Dhaka is considering Delhi's proposal for using Bangladesh territory to transport fuel oils and gas from Meghalaya to Tripura as catastrophic rains and landslides in northeastern India halted vehicular movement there.
The High Commission of India recently sought permission to carry petroleum, oil and lubricants (POL) and liquefied petroleum gas (LPG) by using a part of roads in Bangladesh's Tamabil in Sylhet and Chatlapur in Komolgang for the time being, officials said.
Documents show that India wants to carry BS VI gasoline 416 kiloliters per day, 768 high-speed diesel (HSD) per day, and 200 tonnes LPG per day using the Bangladeshi roads in border area.
After receiving the plea the Ministry of Commerce (MoC) recently held an inter-ministerial meeting and made an initial decision to allow the transportation to the Indian states.
However, the ministry decided to take opinion from the Bangladesh Energy Regulatory Commission (BERC) as to whether transportation of such a volume of fuel oils and gas each day bears any "infrastructural-security risks".
Also, opinion will be sought from the BERC to designate some refuelling station and to fix refuelling price, if the Indian vehicles need refuelling during the temporary transit.
Moreover, the ministry discussed the duty bond and risk guarantee of the commodities to be carried by Indian vehicles. The Indian High Commission had informed the ministry that the insurance of the transported commodity had been obtained from Bajaj Allianz General Insurance Company Ltd until May next year.
The ministry, however, decided to take opinion from the Financial Institutions Division and the National Board of Revenue whether or not the insurance coverage of a foreign company is acceptable in Bangladesh and how the duties will be realised if any rules are broken.
The meeting also decided to take opinion from the Bangladesh Telecommunication Regulatory Commission (BTRC) whether the Indian vehicles having tracking device can be tracked in Bangladesh while passing through.
According to the High Commission the tank trucks are fitted with GPS/GSM module- based vehicle-tracking system. The real-time tracking of the tank trucks is possible within India but the same in Bangladesh may not be possible due to network limitations.
Sources said the meeting had discussed that a mechanism to track the Indian vehicles is required to ensure security of the commodities and also the inland route. "Tracking is also required if any vehicle becomes inoperative or kept static intentionally," it was discussed.
A senior official at the commerce ministry said the permission to use the territory will be given after receiving opinion from the ministries and departments concerned.

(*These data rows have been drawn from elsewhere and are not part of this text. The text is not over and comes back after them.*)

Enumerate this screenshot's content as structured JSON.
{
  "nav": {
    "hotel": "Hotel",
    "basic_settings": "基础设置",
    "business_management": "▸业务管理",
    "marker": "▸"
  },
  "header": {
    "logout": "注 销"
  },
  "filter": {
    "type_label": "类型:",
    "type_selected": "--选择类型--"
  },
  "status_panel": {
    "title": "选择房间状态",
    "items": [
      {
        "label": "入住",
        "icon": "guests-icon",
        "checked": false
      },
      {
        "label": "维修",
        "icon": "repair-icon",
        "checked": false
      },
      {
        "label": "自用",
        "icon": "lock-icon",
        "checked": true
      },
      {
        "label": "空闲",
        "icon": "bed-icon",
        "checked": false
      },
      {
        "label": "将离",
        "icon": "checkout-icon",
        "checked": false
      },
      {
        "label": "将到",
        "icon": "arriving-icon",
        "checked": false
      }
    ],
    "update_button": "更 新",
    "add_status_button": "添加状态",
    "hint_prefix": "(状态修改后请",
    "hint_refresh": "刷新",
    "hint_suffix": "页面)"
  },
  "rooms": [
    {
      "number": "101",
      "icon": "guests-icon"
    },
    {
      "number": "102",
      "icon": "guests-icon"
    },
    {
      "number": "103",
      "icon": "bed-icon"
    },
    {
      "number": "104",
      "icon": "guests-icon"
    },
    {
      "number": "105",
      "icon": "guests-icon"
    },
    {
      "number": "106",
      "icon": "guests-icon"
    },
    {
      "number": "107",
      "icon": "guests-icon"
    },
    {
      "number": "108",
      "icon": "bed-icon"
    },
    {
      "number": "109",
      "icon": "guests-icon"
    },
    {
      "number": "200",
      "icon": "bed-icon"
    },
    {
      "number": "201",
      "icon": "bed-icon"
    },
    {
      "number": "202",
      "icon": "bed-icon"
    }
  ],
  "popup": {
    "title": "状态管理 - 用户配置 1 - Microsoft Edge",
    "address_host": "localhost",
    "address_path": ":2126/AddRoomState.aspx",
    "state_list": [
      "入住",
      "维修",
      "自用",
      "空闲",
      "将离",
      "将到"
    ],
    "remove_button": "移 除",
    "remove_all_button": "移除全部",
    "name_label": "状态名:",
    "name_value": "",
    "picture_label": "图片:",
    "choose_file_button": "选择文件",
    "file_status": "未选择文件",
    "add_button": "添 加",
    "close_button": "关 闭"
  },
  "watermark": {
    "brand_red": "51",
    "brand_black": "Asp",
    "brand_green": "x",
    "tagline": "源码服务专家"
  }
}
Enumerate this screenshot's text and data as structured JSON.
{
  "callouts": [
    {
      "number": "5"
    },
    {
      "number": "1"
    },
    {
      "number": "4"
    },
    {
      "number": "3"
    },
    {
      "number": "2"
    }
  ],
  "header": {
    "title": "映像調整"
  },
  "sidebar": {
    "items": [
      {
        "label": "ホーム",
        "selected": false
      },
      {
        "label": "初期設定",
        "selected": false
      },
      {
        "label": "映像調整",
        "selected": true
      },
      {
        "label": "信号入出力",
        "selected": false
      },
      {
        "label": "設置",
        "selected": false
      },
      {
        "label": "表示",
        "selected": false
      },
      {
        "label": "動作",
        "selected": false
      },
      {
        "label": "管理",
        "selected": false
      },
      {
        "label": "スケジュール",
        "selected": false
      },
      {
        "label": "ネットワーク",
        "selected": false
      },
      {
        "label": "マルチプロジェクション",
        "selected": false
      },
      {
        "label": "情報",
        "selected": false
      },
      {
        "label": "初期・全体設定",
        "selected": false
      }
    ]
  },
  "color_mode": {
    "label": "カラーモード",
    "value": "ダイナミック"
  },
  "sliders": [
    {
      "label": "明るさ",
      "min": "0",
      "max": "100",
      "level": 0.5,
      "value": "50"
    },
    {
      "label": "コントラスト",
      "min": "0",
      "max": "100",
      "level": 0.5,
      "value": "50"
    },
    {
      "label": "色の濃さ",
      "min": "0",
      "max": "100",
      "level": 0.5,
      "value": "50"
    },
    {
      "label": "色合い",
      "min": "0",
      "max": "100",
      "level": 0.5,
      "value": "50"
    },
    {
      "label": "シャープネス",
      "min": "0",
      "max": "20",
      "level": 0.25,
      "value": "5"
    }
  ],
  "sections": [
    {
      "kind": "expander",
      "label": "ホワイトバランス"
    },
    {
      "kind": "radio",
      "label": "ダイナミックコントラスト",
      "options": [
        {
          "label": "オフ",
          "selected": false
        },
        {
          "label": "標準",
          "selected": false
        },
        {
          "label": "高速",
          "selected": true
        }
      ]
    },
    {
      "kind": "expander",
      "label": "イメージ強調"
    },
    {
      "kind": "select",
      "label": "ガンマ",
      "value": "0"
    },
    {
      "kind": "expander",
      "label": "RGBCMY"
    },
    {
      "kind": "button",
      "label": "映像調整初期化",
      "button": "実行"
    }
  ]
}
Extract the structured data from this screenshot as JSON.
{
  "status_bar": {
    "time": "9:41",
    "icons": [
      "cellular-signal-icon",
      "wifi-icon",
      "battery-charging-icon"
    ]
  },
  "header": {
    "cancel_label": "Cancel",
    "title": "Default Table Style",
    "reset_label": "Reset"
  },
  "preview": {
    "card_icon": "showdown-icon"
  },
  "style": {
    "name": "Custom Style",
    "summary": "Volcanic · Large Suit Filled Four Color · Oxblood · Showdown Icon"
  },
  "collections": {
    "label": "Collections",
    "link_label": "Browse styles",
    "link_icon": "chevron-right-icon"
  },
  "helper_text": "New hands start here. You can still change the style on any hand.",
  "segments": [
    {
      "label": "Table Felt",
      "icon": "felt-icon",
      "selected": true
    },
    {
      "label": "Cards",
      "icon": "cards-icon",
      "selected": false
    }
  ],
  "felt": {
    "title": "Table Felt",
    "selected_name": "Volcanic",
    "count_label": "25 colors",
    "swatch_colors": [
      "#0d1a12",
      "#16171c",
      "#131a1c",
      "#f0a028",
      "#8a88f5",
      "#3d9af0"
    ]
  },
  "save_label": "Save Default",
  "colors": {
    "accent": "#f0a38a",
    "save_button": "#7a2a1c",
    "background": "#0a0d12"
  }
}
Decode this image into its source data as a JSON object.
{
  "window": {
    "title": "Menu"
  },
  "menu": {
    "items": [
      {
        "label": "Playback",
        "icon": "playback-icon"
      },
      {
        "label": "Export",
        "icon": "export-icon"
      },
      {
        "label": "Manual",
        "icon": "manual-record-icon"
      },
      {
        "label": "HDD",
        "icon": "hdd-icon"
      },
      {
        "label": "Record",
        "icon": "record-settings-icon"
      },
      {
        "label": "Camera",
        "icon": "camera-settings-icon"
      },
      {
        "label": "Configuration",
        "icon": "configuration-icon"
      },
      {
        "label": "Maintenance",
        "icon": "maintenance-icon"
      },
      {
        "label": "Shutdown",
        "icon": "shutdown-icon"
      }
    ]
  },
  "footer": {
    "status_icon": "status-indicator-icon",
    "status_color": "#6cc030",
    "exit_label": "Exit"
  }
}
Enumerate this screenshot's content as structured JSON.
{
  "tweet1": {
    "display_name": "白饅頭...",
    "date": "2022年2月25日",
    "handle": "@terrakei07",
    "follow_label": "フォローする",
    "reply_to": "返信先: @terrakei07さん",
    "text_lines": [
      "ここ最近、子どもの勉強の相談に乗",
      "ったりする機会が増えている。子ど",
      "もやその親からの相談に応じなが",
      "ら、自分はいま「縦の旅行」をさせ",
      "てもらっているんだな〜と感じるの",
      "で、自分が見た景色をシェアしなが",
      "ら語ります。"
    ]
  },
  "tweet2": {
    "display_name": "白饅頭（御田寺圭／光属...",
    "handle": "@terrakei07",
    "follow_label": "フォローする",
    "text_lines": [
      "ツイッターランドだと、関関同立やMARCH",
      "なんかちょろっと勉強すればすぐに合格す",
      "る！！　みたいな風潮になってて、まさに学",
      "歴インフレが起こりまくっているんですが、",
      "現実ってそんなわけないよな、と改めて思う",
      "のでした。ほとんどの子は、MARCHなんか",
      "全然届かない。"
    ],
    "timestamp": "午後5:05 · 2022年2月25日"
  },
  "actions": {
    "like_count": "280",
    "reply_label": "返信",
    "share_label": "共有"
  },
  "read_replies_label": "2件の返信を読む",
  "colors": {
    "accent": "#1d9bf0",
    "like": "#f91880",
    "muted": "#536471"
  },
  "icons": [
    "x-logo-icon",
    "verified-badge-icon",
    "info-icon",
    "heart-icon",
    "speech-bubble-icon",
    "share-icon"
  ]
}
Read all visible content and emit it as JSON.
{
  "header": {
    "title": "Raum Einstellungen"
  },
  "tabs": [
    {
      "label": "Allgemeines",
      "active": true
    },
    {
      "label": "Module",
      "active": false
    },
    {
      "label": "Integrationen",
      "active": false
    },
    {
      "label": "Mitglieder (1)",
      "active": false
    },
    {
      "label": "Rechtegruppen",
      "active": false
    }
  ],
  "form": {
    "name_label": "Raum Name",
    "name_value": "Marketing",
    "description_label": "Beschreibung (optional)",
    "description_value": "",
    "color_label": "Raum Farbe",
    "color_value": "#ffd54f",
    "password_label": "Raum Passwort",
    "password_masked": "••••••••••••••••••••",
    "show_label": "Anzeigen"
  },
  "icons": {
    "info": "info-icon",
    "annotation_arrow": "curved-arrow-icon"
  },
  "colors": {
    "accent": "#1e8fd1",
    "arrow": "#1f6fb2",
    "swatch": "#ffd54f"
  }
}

Neighbouring India enjoys road-and water-transit facilities through Bangladesh to carry goods into its landlocked northeast. The two countries signed an agreement to this effect in November 2010 while a protocol was signed in 2015 allowing India to use Bangladeshi waterways to carry its goods.
Also, India has been given permission to use Bangladeshi ports to carry goods from any of its state into another.